Changes in the organizational structure of SMC have been paralleled by changes in the field units assigned to it. Beginning in the 1950s, SMC's predecessors acquired units that controlled DOD satellites in orbit, conducted satellite launches and R&D missile launches, and operated the ranges that supported those launches. The satellite control function was originally performed by the 6594th Test Group, created in 1959, and later by the Air Force Satellite Control Facility, which replaced the Test Group in 1965. During the 1960s, launches were performed by the 6595th Aerospace Test Wing, at Vandenberg AFB, and the 6555th Aerospace Test Wing, at Cape Canaveral AFS. In 1970, the 6555th became a Group and was realigned under the 6595th, and the 6595th was realigned under a new field unit, the Space and Missile Test Center (SAMTEC). SAMTEC was made responsible for overseeing launches at Vandenberg and the Cape and for operating the Western Test Range that supported launches out of Vandenberg. In 1977, it also acquired responsibility for running the Eastern Test Range that supported launches at the Cape. In 1979, SAMTEC was redesignated as the Space and Missile Test Organization (SAMTO) and was restructured with two major field units of its own--the Eastern Space and Missile Center (ESMC) and the Western Space and Missile Center (WSMC). ESMC and WSMC conducted launches and operated the ranges on the east and west coasts respectively.

Through these field units, SMC's predecessors were involved not only in development and acquisition of space systems but in space operations as well. However, this began to change in September 1982, when Air Force Space Command was activated to serve as the operational command for military space systems. In the years that followed, Space Command gradually took over the operational functions previously performed by the above-mentioned field units, and in the process, it absorbed most of the units themselves. The Air Force Satellite Control Facility was inactivated in October 1987, and most of its personnel and functions were taken over by Space Command. HQ SAMTO was inactivated in October 1989. A year later, the Eastern and Western Space and Missile Centers were reassigned to Space Command, and the transfer of launch operations to Space Command began.

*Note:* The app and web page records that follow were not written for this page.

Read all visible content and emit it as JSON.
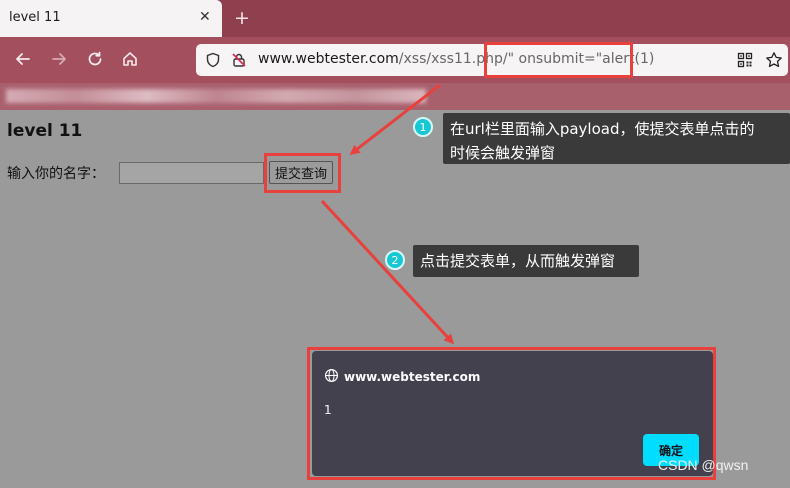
{
  "browser": {
    "tab_title": "level 11",
    "tab_close": "✕",
    "new_tab": "+",
    "url_domain": "www.webtester.com",
    "url_path": "/xss/xss11.php",
    "url_payload": "/\" onsubmit=\"alert(1)"
  },
  "page": {
    "title": "level 11",
    "name_label": "输入你的名字：",
    "submit_label": "提交查询"
  },
  "annotations": [
    {
      "number": "1",
      "text_line1": "在url栏里面输入payload，使提交表单点击的",
      "text_line2": "时候会触发弹窗"
    },
    {
      "number": "2",
      "text": "点击提交表单，从而触发弹窗"
    }
  ],
  "dialog": {
    "origin": "www.webtester.com",
    "message": "1",
    "ok_label": "确定"
  },
  "watermark": "CSDN @qwsn",
  "colors": {
    "highlight": "#e8403c",
    "badge": "#16c8d3",
    "dialog_button": "#00ddff"
  }
}
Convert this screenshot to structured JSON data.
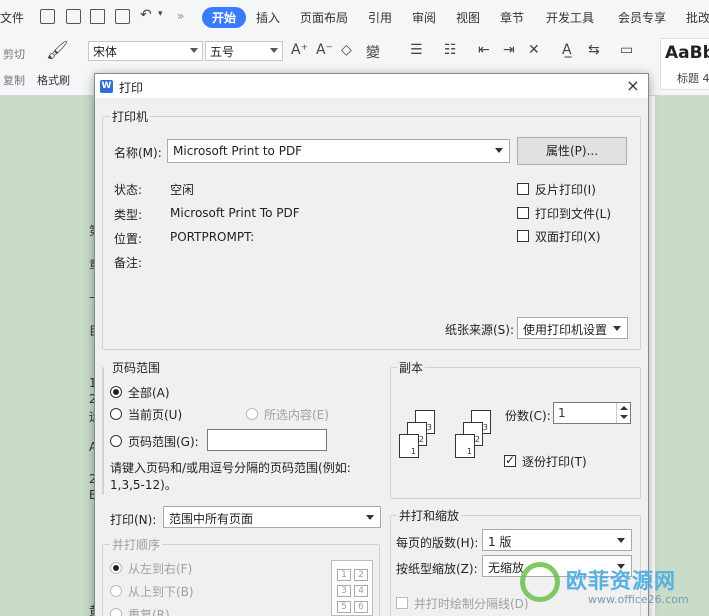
{
  "ribbon": {
    "menu": {
      "file": "文件",
      "start": "开始",
      "insert": "插入",
      "layout": "页面布局",
      "reference": "引用",
      "review": "审阅",
      "view": "视图",
      "chapter": "章节",
      "dev": "开发工具",
      "member": "会员专享",
      "comment": "批改"
    },
    "quick_more": "»",
    "cut": "剪切",
    "copy": "复制",
    "format_painter": "格式刷",
    "font": "宋体",
    "font_size": "五号",
    "style_preview": "AaBb",
    "style_label": "标题 4"
  },
  "doc_fragments": [
    "第",
    "章",
    "—",
    "目",
    "1",
    "2",
    "运",
    "A",
    "2",
    "B",
    "黄"
  ],
  "dialog": {
    "title": "打印",
    "close": "×",
    "printer": {
      "legend": "打印机",
      "name_label": "名称(M):",
      "name_value": "Microsoft Print to PDF",
      "properties": "属性(P)...",
      "status_label": "状态:",
      "status_value": "空闲",
      "type_label": "类型:",
      "type_value": "Microsoft Print To PDF",
      "location_label": "位置:",
      "location_value": "PORTPROMPT:",
      "comment_label": "备注:",
      "reverse": "反片打印(I)",
      "to_file": "打印到文件(L)",
      "duplex": "双面打印(X)",
      "source_label": "纸张来源(S):",
      "source_value": "使用打印机设置"
    },
    "range": {
      "legend": "页码范围",
      "all": "全部(A)",
      "current": "当前页(U)",
      "selection": "所选内容(E)",
      "pages": "页码范围(G):",
      "hint_line1": "请键入页码和/或用逗号分隔的页码范围(例如:",
      "hint_line2": "1,3,5-12)。"
    },
    "copies": {
      "legend": "副本",
      "count_label": "份数(C):",
      "count_value": "1",
      "collate": "逐份打印(T)",
      "sheet_nums": [
        "3",
        "2",
        "1",
        "3",
        "2",
        "1"
      ]
    },
    "print_what": {
      "label": "打印(N):",
      "value": "范围中所有页面"
    },
    "order": {
      "legend": "并打顺序",
      "ltr": "从左到右(F)",
      "ttb": "从上到下(B)",
      "repeat": "重复(R)",
      "grid": [
        "1",
        "2",
        "3",
        "4",
        "5",
        "6"
      ]
    },
    "zoom": {
      "legend": "并打和缩放",
      "per_sheet_label": "每页的版数(H):",
      "per_sheet_value": "1 版",
      "scale_label": "按纸型缩放(Z):",
      "scale_value": "无缩放",
      "draw_lines": "并打时绘制分隔线(D)"
    }
  },
  "watermark": {
    "name": "欧菲资源网",
    "url": "www.office26.com"
  },
  "colors": {
    "accent": "#3a7bff",
    "doc_bg": "#c8dcc8",
    "watermark_green": "#6cc04a",
    "watermark_blue": "#56b0e0"
  }
}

While SMC's predecessors were losing field units involved in operations, they were gaining units involved in research. In October 1982, the Air Force Space Technology Center (AFSTC) was activated at Kirtland AFB and assigned to Space Division. At the same time, three pre-existing laboratories were assigned to the AFSTC--the Air Force Weapons Laboratory, the Air Force Geophysics Laboratory, and the Air Force Rocket Propulsion Laboratory (later redesignated as the Air Force Astronautics Laboratory). Creation of the AFSTC centralized Air Force space technology efforts and reoriented them to better serve the needs of the program offices at Space Division. In December 1990, the AFSTC was redesignated as the Phillips Laboratory, and the three laboratories formerly assigned to it were folded into it to form a single super laboratory. Finally, in January 1993, Kirtland AFB, where the Phillips Laboratory was located, was transferred to SMC, and the 377th Air Base Wing, the host wing at Kirtland, was assigned to SMC as well.

Because of changes in their field units, therefore, SMC and its predecessors have played a diminishing role in space operations and an increasing role in space-related research. However, acquisition of space and missile systems has been the core mission and a constant over the years. Following sections in this Historical Overview will look at those acquisition efforts as well as the workplace--Los Angeles AFB--in more detail.